-- EXTRACTED ENTRIES follows --

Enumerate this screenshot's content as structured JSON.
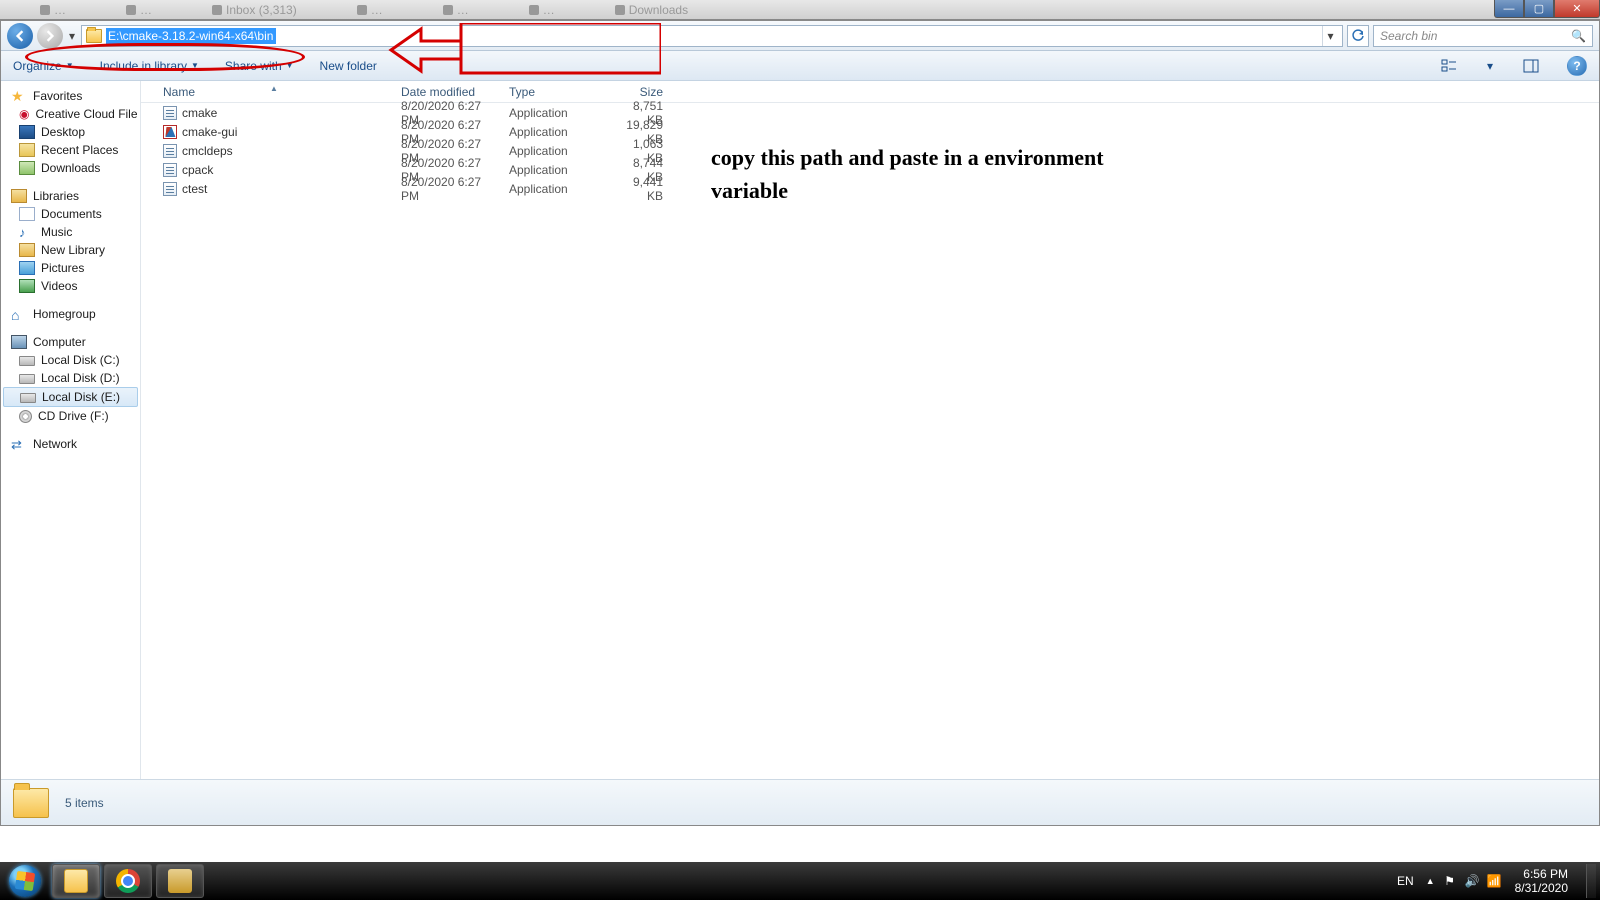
{
  "address_path": "E:\\cmake-3.18.2-win64-x64\\bin",
  "search_placeholder": "Search bin",
  "toolbar": {
    "organize": "Organize",
    "include": "Include in library",
    "share": "Share with",
    "newfolder": "New folder"
  },
  "columns": {
    "name": "Name",
    "date": "Date modified",
    "type": "Type",
    "size": "Size"
  },
  "nav": {
    "favorites": "Favorites",
    "creative_cloud": "Creative Cloud File",
    "desktop": "Desktop",
    "recent": "Recent Places",
    "downloads": "Downloads",
    "libraries": "Libraries",
    "documents": "Documents",
    "music": "Music",
    "newlibrary": "New Library",
    "pictures": "Pictures",
    "videos": "Videos",
    "homegroup": "Homegroup",
    "computer": "Computer",
    "drive_c": "Local Disk (C:)",
    "drive_d": "Local Disk (D:)",
    "drive_e": "Local Disk (E:)",
    "drive_cd": "CD Drive (F:)",
    "network": "Network"
  },
  "files": [
    {
      "name": "cmake",
      "date": "8/20/2020 6:27 PM",
      "type": "Application",
      "size": "8,751 KB",
      "ico": "exe"
    },
    {
      "name": "cmake-gui",
      "date": "8/20/2020 6:27 PM",
      "type": "Application",
      "size": "19,829 KB",
      "ico": "cmk"
    },
    {
      "name": "cmcldeps",
      "date": "8/20/2020 6:27 PM",
      "type": "Application",
      "size": "1,063 KB",
      "ico": "exe"
    },
    {
      "name": "cpack",
      "date": "8/20/2020 6:27 PM",
      "type": "Application",
      "size": "8,744 KB",
      "ico": "exe"
    },
    {
      "name": "ctest",
      "date": "8/20/2020 6:27 PM",
      "type": "Application",
      "size": "9,441 KB",
      "ico": "exe"
    }
  ],
  "status_items": "5 items",
  "annotation_text": "copy this path and paste in a environment variable",
  "tray": {
    "lang": "EN",
    "time": "6:56 PM",
    "date": "8/31/2020"
  }
}
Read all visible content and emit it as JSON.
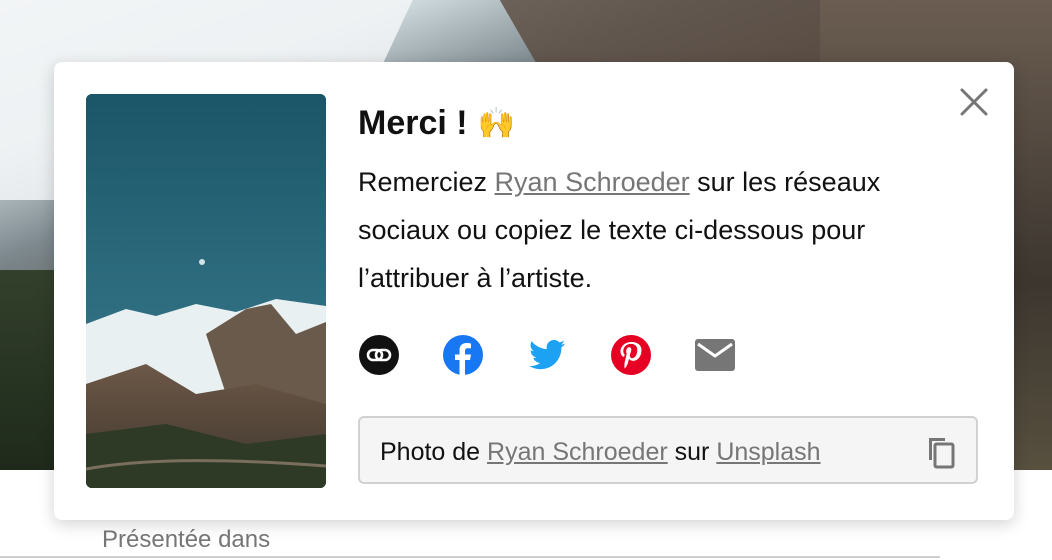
{
  "background": {
    "caption": "Présentée dans"
  },
  "modal": {
    "title": "Merci !",
    "title_emoji": "🙌",
    "description_prefix": "Remerciez ",
    "author_name": "Ryan Schroeder",
    "description_suffix": " sur les réseaux sociaux ou copiez le texte ci-dessous pour l’attribuer à l’artiste.",
    "share_buttons": [
      {
        "icon": "link-icon",
        "color": "#111111"
      },
      {
        "icon": "facebook-icon",
        "color": "#1877f2"
      },
      {
        "icon": "twitter-icon",
        "color": "#1da1f2"
      },
      {
        "icon": "pinterest-icon",
        "color": "#e60023"
      },
      {
        "icon": "email-icon",
        "color": "#767676"
      }
    ],
    "attribution": {
      "prefix": "Photo de ",
      "author": "Ryan Schroeder",
      "middle": " sur ",
      "site": "Unsplash"
    }
  }
}
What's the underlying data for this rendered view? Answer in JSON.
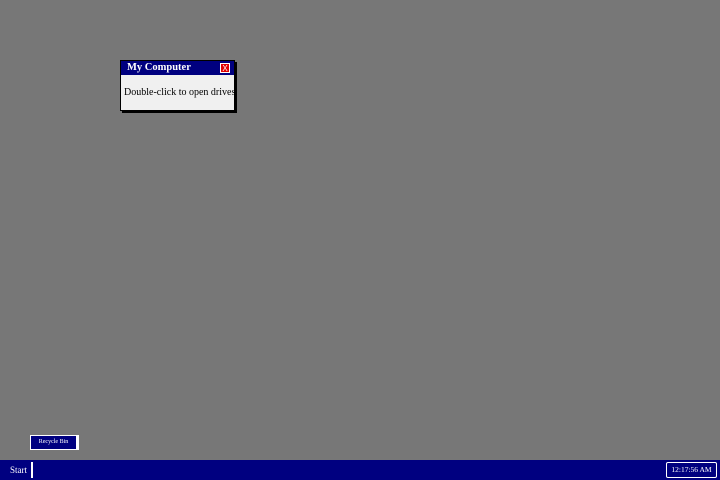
{
  "colors": {
    "desktop_background": "#777777",
    "titlebar": "#000080",
    "taskbar": "#000080",
    "close_button": "#e00000",
    "window_body": "#f0f0f0"
  },
  "window": {
    "title": "My Computer",
    "close_label": "X",
    "body_text": "Double-click to open drives"
  },
  "desktop_icons": [
    {
      "label": "Recycle Bin",
      "icon": "recycle-bin-icon"
    }
  ],
  "taskbar": {
    "start_label": "Start",
    "clock": "12:17:56 AM"
  }
}
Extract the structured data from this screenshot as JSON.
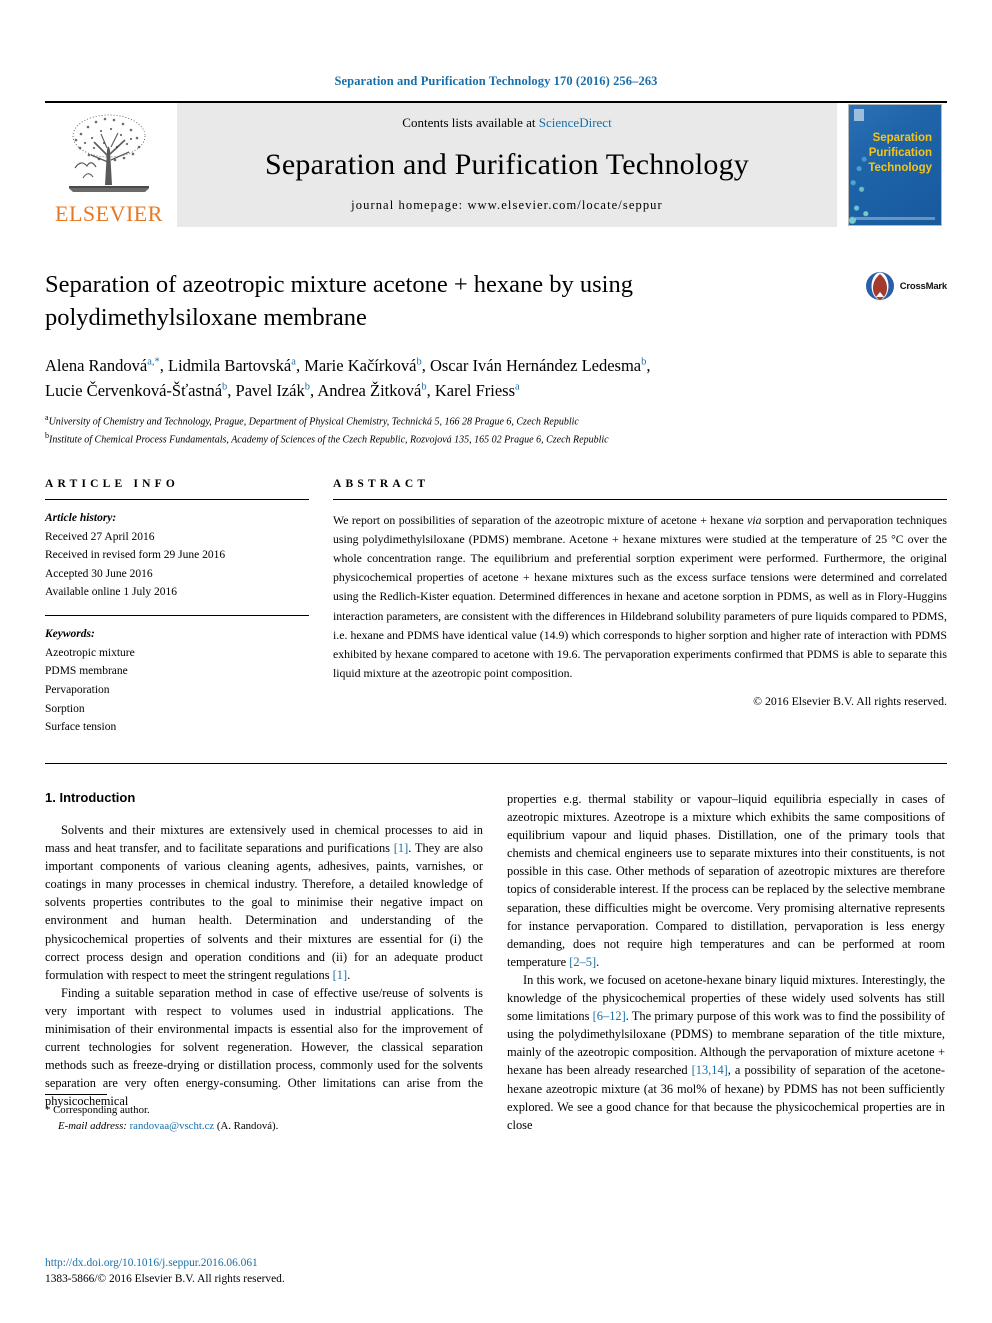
{
  "running_head": "Separation and Purification Technology 170 (2016) 256–263",
  "masthead": {
    "publisher": "ELSEVIER",
    "contents_prefix": "Contents lists available at",
    "contents_link": "ScienceDirect",
    "journal_title": "Separation and Purification Technology",
    "homepage": "journal homepage: www.elsevier.com/locate/seppur",
    "cover_title_lines": [
      "Separation",
      "Purification",
      "Technology"
    ]
  },
  "title": "Separation of azeotropic mixture acetone + hexane by using polydimethylsiloxane membrane",
  "crossmark_label": "CrossMark",
  "authors_line_1": "Alena Randová",
  "authors": [
    {
      "name": "Alena Randová",
      "sup": "a,*"
    },
    {
      "name": "Lidmila Bartovská",
      "sup": "a"
    },
    {
      "name": "Marie Kačírková",
      "sup": "b"
    },
    {
      "name": "Oscar Iván Hernández Ledesma",
      "sup": "b"
    },
    {
      "name": "Lucie Červenková-Šťastná",
      "sup": "b"
    },
    {
      "name": "Pavel Izák",
      "sup": "b"
    },
    {
      "name": "Andrea Žitková",
      "sup": "b"
    },
    {
      "name": "Karel Friess",
      "sup": "a"
    }
  ],
  "affiliations": [
    {
      "sup": "a",
      "text": "University of Chemistry and Technology, Prague, Department of Physical Chemistry, Technická 5, 166 28 Prague 6, Czech Republic"
    },
    {
      "sup": "b",
      "text": "Institute of Chemical Process Fundamentals, Academy of Sciences of the Czech Republic, Rozvojová 135, 165 02 Prague 6, Czech Republic"
    }
  ],
  "article_info": {
    "label": "ARTICLE INFO",
    "history_label": "Article history:",
    "history": [
      "Received 27 April 2016",
      "Received in revised form 29 June 2016",
      "Accepted 30 June 2016",
      "Available online 1 July 2016"
    ],
    "keywords_label": "Keywords:",
    "keywords": [
      "Azeotropic mixture",
      "PDMS membrane",
      "Pervaporation",
      "Sorption",
      "Surface tension"
    ]
  },
  "abstract": {
    "label": "ABSTRACT",
    "part1": "We report on possibilities of separation of the azeotropic mixture of acetone + hexane ",
    "via": "via",
    "part2": " sorption and pervaporation techniques using polydimethylsiloxane (PDMS) membrane. Acetone + hexane mixtures were studied at the temperature of 25 °C over the whole concentration range. The equilibrium and preferential sorption experiment were performed. Furthermore, the original physicochemical properties of acetone + hexane mixtures such as the excess surface tensions were determined and correlated using the Redlich-Kister equation. Determined differences in hexane and acetone sorption in PDMS, as well as in Flory-Huggins interaction parameters, are consistent with the differences in Hildebrand solubility parameters of pure liquids compared to PDMS, i.e. hexane and PDMS have identical value (14.9) which corresponds to higher sorption and higher rate of interaction with PDMS exhibited by hexane compared to acetone with 19.6. The pervaporation experiments confirmed that PDMS is able to separate this liquid mixture at the azeotropic point composition.",
    "copyright": "© 2016 Elsevier B.V. All rights reserved."
  },
  "introduction": {
    "heading": "1. Introduction",
    "left_paragraphs": [
      {
        "segments": [
          {
            "t": "Solvents and their mixtures are extensively used in chemical processes to aid in mass and heat transfer, and to facilitate separations and purifications "
          },
          {
            "t": "[1]",
            "ref": true
          },
          {
            "t": ". They are also important components of various cleaning agents, adhesives, paints, varnishes, or coatings in many processes in chemical industry. Therefore, a detailed knowledge of solvents properties contributes to the goal to minimise their negative impact on environment and human health. Determination and understanding of the physicochemical properties of solvents and their mixtures are essential for (i) the correct process design and operation conditions and (ii) for an adequate product formulation with respect to meet the stringent regulations "
          },
          {
            "t": "[1]",
            "ref": true
          },
          {
            "t": "."
          }
        ]
      },
      {
        "segments": [
          {
            "t": "Finding a suitable separation method in case of effective use/reuse of solvents is very important with respect to volumes used in industrial applications. The minimisation of their environmental impacts is essential also for the improvement of current technologies for solvent regeneration. However, the classical separation methods such as freeze-drying or distillation process, commonly used for the solvents separation are very often energy-consuming. Other limitations can arise from the physicochemical"
          }
        ]
      }
    ],
    "right_paragraphs": [
      {
        "segments": [
          {
            "t": "properties e.g. thermal stability or vapour–liquid equilibria especially in cases of azeotropic mixtures. Azeotrope is a mixture which exhibits the same compositions of equilibrium vapour and liquid phases. Distillation, one of the primary tools that chemists and chemical engineers use to separate mixtures into their constituents, is not possible in this case. Other methods of separation of azeotropic mixtures are therefore topics of considerable interest. If the process can be replaced by the selective membrane separation, these difficulties might be overcome. Very promising alternative represents for instance pervaporation. Compared to distillation, pervaporation is less energy demanding, does not require high temperatures and can be performed at room temperature "
          },
          {
            "t": "[2–5]",
            "ref": true
          },
          {
            "t": "."
          }
        ],
        "no_indent": true
      },
      {
        "segments": [
          {
            "t": "In this work, we focused on acetone-hexane binary liquid mixtures. Interestingly, the knowledge of the physicochemical properties of these widely used solvents has still some limitations "
          },
          {
            "t": "[6–12]",
            "ref": true
          },
          {
            "t": ". The primary purpose of this work was to find the possibility of using the polydimethylsiloxane (PDMS) to membrane separation of the title mixture, mainly of the azeotropic composition. Although the pervaporation of mixture acetone + hexane has been already researched "
          },
          {
            "t": "[13,14]",
            "ref": true
          },
          {
            "t": ", a possibility of separation of the acetone-hexane azeotropic mixture (at 36 mol% of hexane) by PDMS has not been sufficiently explored. We see a good chance for that because the physicochemical properties are in close"
          }
        ]
      }
    ]
  },
  "footnote": {
    "star": "*",
    "corresponding": "Corresponding author.",
    "email_label": "E-mail address:",
    "email": "randovaa@vscht.cz",
    "email_owner": "(A. Randová)."
  },
  "doi_block": {
    "doi": "http://dx.doi.org/10.1016/j.seppur.2016.06.061",
    "issn_line": "1383-5866/© 2016 Elsevier B.V. All rights reserved."
  },
  "colors": {
    "link": "#1a6ea8",
    "elsevier_orange": "#E87722",
    "cover_yellow": "#f4c518"
  }
}
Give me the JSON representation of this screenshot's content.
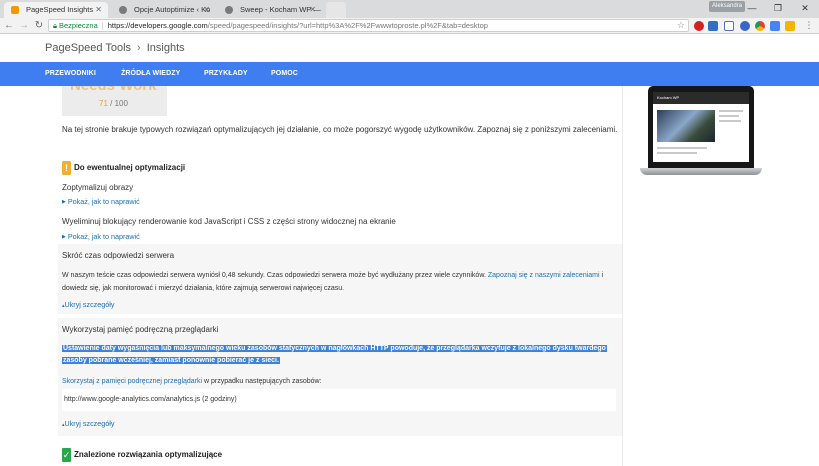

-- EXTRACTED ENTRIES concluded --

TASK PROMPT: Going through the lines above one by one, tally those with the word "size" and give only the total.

ANSWER AREA: 6